## Work instructions
Read the data and repeat all of it exactly.

## Given records

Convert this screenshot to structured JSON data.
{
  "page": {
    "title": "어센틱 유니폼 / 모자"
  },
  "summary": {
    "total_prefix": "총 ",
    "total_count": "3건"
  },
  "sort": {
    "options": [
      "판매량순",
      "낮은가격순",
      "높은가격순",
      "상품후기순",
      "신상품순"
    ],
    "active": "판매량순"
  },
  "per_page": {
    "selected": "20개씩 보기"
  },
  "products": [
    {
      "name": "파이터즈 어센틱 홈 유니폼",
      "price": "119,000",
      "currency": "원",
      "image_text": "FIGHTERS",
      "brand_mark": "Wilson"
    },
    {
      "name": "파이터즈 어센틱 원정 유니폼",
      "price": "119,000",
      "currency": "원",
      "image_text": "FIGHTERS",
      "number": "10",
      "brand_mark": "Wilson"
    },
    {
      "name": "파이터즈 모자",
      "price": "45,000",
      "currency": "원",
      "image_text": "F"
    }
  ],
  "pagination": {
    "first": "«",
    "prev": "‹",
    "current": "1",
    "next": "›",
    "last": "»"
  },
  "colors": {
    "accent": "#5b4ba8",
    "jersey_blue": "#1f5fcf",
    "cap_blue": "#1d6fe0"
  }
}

## Response
Convert this screenshot to structured JSON data.
{
  "page": {
    "title": "어센틱 유니폼 / 모자"
  },
  "summary": {
    "total_prefix": "총 ",
    "total_count": "3건"
  },
  "sort": {
    "options": [
      "판매량순",
      "낮은가격순",
      "높은가격순",
      "상품후기순",
      "신상품순"
    ],
    "active": "판매량순"
  },
  "per_page": {
    "selected": "20개씩 보기"
  },
  "products": [
    {
      "name": "파이터즈 어센틱 홈 유니폼",
      "price": "119,000",
      "currency": "원",
      "image_text": "FIGHTERS",
      "brand_mark": "Wilson"
    },
    {
      "name": "파이터즈 어센틱 원정 유니폼",
      "price": "119,000",
      "currency": "원",
      "image_text": "FIGHTERS",
      "number": "10",
      "brand_mark": "Wilson"
    },
    {
      "name": "파이터즈 모자",
      "price": "45,000",
      "currency": "원",
      "image_text": "F"
    }
  ],
  "pagination": {
    "first": "«",
    "prev": "‹",
    "current": "1",
    "next": "›",
    "last": "»"
  },
  "colors": {
    "accent": "#5b4ba8",
    "jersey_blue": "#1f5fcf",
    "cap_blue": "#1d6fe0"
  }
}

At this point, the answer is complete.